She thought the children and elders could learn together.
Lessons to learn
Seven Grade Two and Three girls at E.S. Richards Elementary School (ESR)
came to the new class. Two other schools had also been part of the program.
Starting in January, the ESR girls and elders learned ballet and movement.
The children had not done ballet before coming to this program.
Once a week for an hour, the children and elders worked together.
Before each class, the girls went in to say good morning to each resident.
Then the residents worked on strength and balance.
The girls worked on dance skills.
Kwidzinski said young children are more open with seniors.
These children don’t have the same ideas about age as other people do.
Kwidzinski asked the girls, “…how old is old?” They had interesting answers.
One of the girls said 30. Another said 100.
The best lessons
The best part for the elders was working with these young people.
Some of the youngsters were a little afraid at first.
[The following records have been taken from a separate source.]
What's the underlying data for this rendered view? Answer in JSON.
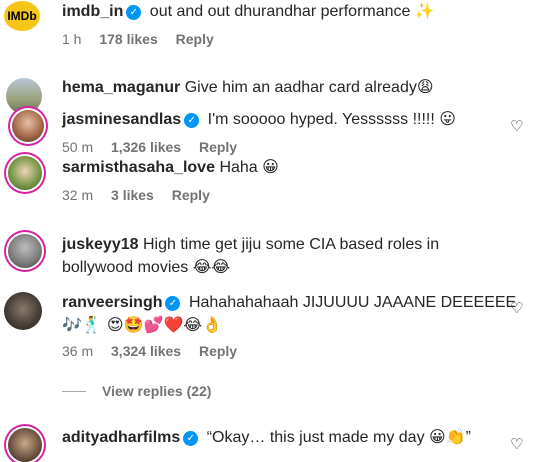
{
  "comments": [
    {
      "username": "imdb_in",
      "verified": true,
      "text": "out and out dhurandhar performance",
      "emoji": "✨",
      "time": "1 h",
      "likes": "178 likes",
      "reply": "Reply",
      "logo_text": "IMDb"
    },
    {
      "username": "hema_maganur",
      "verified": false,
      "text": "Give him an aadhar card already",
      "emoji": "😩"
    },
    {
      "username": "jasminesandlas",
      "verified": true,
      "text": "I'm sooooo hyped. Yessssss !!!!!",
      "emoji": "😛",
      "time": "50 m",
      "likes": "1,326 likes",
      "reply": "Reply"
    },
    {
      "username": "sarmisthasaha_love",
      "verified": false,
      "text": "Haha",
      "emoji": "😀",
      "time": "32 m",
      "likes": "3 likes",
      "reply": "Reply"
    },
    {
      "username": "juskeyy18",
      "verified": false,
      "text": "High time get jiju some CIA based roles in",
      "text2": "bollywood movies",
      "emoji": "😂😂"
    },
    {
      "username": "ranveersingh",
      "verified": true,
      "text": "Hahahahahaah JIJUUUU JAAANE DEEEEEE",
      "emoji2": "🎶🕺 😍🤩💕❤️😂👌",
      "time": "36 m",
      "likes": "3,324 likes",
      "reply": "Reply"
    },
    {
      "username": "adityadharfilms",
      "verified": true,
      "text": "“Okay… this just made my day",
      "emoji": "😀👏",
      "tail": "”"
    }
  ],
  "view_replies": "View replies (22)",
  "icons": {
    "heart": "heart-icon",
    "verified": "verified-badge-icon"
  },
  "colors": {
    "verified": "#0095f6",
    "imdb": "#f5c518",
    "story_ring": "#d6249f"
  }
}
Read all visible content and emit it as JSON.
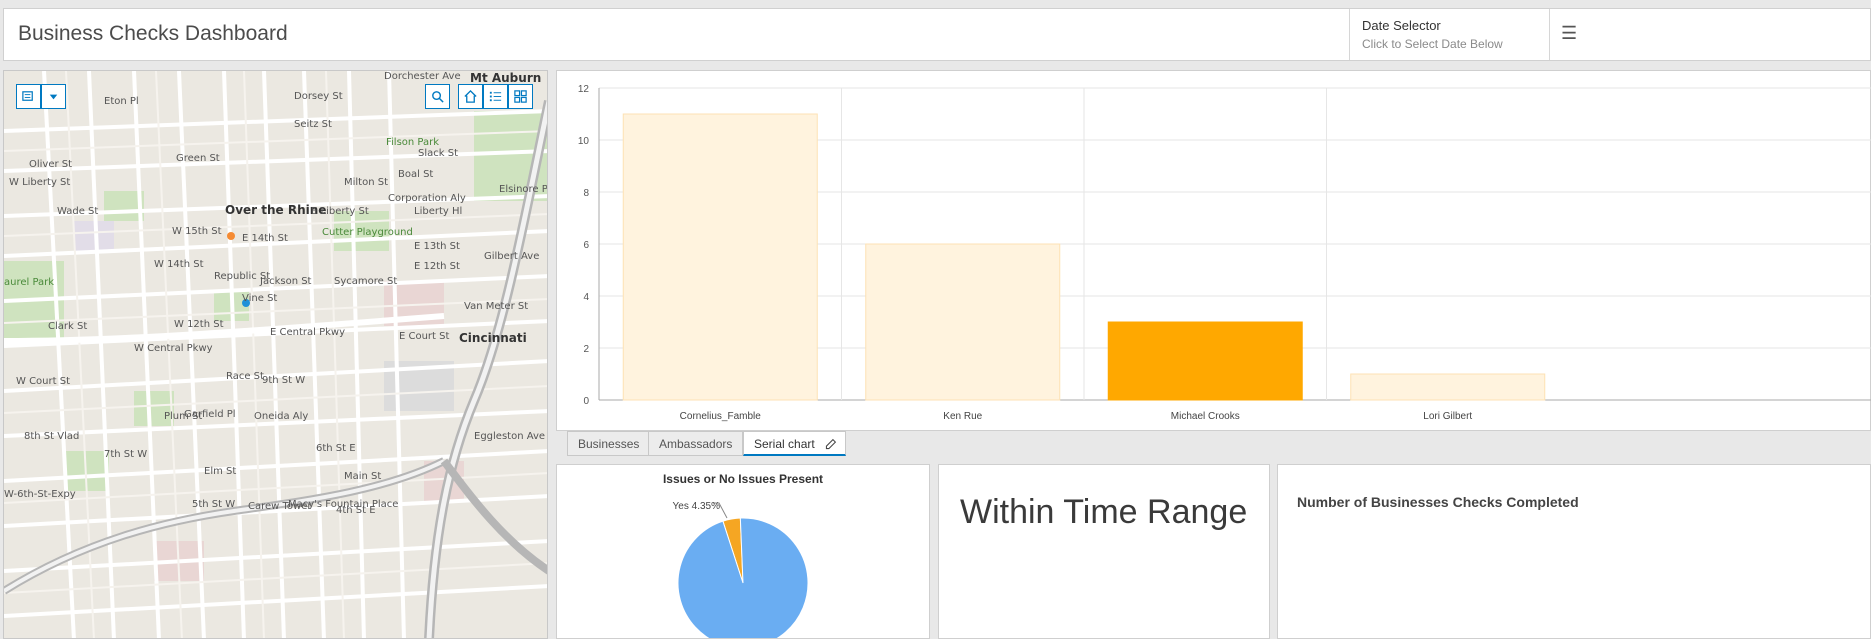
{
  "header": {
    "title": "Business Checks Dashboard",
    "date_selector_label": "Date Selector",
    "date_selector_hint": "Click to Select Date Below"
  },
  "map": {
    "labels": {
      "neighborhood": "Over the Rhine",
      "city": "Cincinnati",
      "mt_auburn": "Mt Auburn",
      "park1": "Cutter Playground",
      "park2": "Filson Park",
      "laurel": "aurel Park",
      "w15": "W 15th St",
      "e14": "E 14th St",
      "w14": "W 14th St",
      "w12": "W 12th St",
      "central": "W Central Pkwy",
      "ecentral": "E Central Pkwy",
      "liberty": "W Liberty St",
      "eliberty": "E Liberty St",
      "wade": "Wade St",
      "green": "Green St",
      "oliver": "Oliver St",
      "clark": "Clark St",
      "court": "W Court St",
      "ecourt": "E Court St",
      "ninth": "9th St W",
      "seventh": "7th St W",
      "fifth": "5th St W",
      "sixth": "6th St E",
      "fourth": "4th St E",
      "milton": "Milton St",
      "boal": "Boal St",
      "slack": "Slack St",
      "corp": "Corporation Aly",
      "libhl": "Liberty Hl",
      "e13": "E 13th St",
      "e12": "E 12th St",
      "elsinore": "Elsinore Pl",
      "gilbert": "Gilbert Ave",
      "vanmeter": "Van Meter St",
      "eggleston": "Eggleston Ave",
      "garfield": "Garfield Pl",
      "oneida": "Oneida Aly",
      "macys": "Macy's Fountain Place",
      "carew": "Carew Tower",
      "expy": "W-6th-St-Expy",
      "eighth": "8th St Vlad",
      "dorsey": "Dorsey St",
      "seitz": "Seitz St",
      "dorchester": "Dorchester Ave",
      "eton": "Eton Pl",
      "race": "Race St",
      "elm": "Elm St",
      "plum": "Plum St",
      "main": "Main St",
      "vine": "Vine St",
      "sycamore": "Sycamore St",
      "jackson": "Jackson St",
      "republic": "Republic St"
    },
    "icons": [
      "layers-icon",
      "dropdown-icon",
      "search-icon",
      "home-icon",
      "legend-icon",
      "basemap-gallery-icon"
    ]
  },
  "chart_data": {
    "type": "bar",
    "categories": [
      "Cornelius_Famble",
      "Ken Rue",
      "Michael Crooks",
      "Lori Gilbert"
    ],
    "values": [
      11,
      6,
      3,
      1
    ],
    "highlighted_index": 2,
    "ylim": [
      0,
      12
    ],
    "yticks": [
      0,
      2,
      4,
      6,
      8,
      10,
      12
    ],
    "colors": {
      "bar": "#fff3de",
      "bar_stroke": "#fde2b4",
      "highlight": "#ffa800",
      "grid": "#e6e6e6"
    },
    "grid": true
  },
  "tabs": [
    {
      "label": "Businesses"
    },
    {
      "label": "Ambassadors"
    },
    {
      "label": "Serial chart",
      "active": true
    }
  ],
  "pie": {
    "title": "Issues or No Issues Present",
    "label_yes": "Yes 4.35%",
    "slices": [
      {
        "name": "Yes",
        "percent": 4.35,
        "color": "#f5a623"
      },
      {
        "name": "No",
        "percent": 95.65,
        "color": "#6aadf2"
      }
    ]
  },
  "indicator": {
    "text": "Within Time Range"
  },
  "count_card": {
    "title": "Number of Businesses Checks Completed"
  }
}
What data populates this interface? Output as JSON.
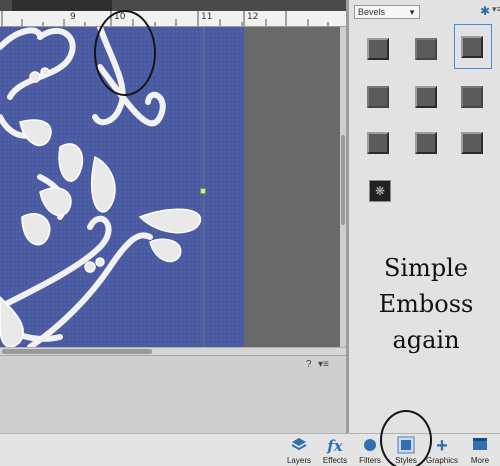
{
  "ruler": {
    "labels": [
      "9",
      "10",
      "11",
      "12"
    ]
  },
  "styles_panel": {
    "category": "Bevels",
    "gear_icon": "gear-icon",
    "caption_lines": [
      "Simple",
      "Emboss",
      "again"
    ]
  },
  "taskbar": {
    "items": [
      {
        "label": "Layers",
        "icon": "layers-icon"
      },
      {
        "label": "Effects",
        "icon": "fx-icon",
        "glyph": "fx"
      },
      {
        "label": "Filters",
        "icon": "filters-icon"
      },
      {
        "label": "Styles",
        "icon": "styles-icon"
      },
      {
        "label": "Graphics",
        "icon": "plus-icon",
        "glyph": "+"
      },
      {
        "label": "More",
        "icon": "more-icon"
      }
    ]
  },
  "lower_panel": {
    "help_glyph": "?",
    "menu_glyph": "▾≡"
  },
  "colors": {
    "canvas": "#4b5ca3",
    "accent": "#3f8fd6",
    "panel": "#e2e2e2"
  }
}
They thought they might hurt the seniors.
The girls learned about empathy and compassion.
And they learned to understand their elders.
The children could not learn these things sitting at a desk.
The classes were full of joy.
In the six months, deep bonds developed between the students and elders.
How did the elders dance?
The elders danced and moved to the best of their ability.
Many seniors did the exercises from wheelchairs.
Others stood with a little help from the girls. Some elders just swayed
to the music. Some seniors did exercises at the ballet barre.
Some young dancers used the wheelchairs or walkers as ballet barres.
Just like the elders.
Interest in the program
The University of the Fraser Valley (UFV) is making a film about the program.
Three years ago, Shelley Canning saw the elders and children in a concert
at a theatre. Canning, a nursing instructor at UFV, knew the program
was very special. Now she wants to write about the program
in a science journal.
You can dance
Local community centers have dance programs for all levels and interests.
You can learn ballroom dancing, square dancing, belly dancing and more.
Shall we dance?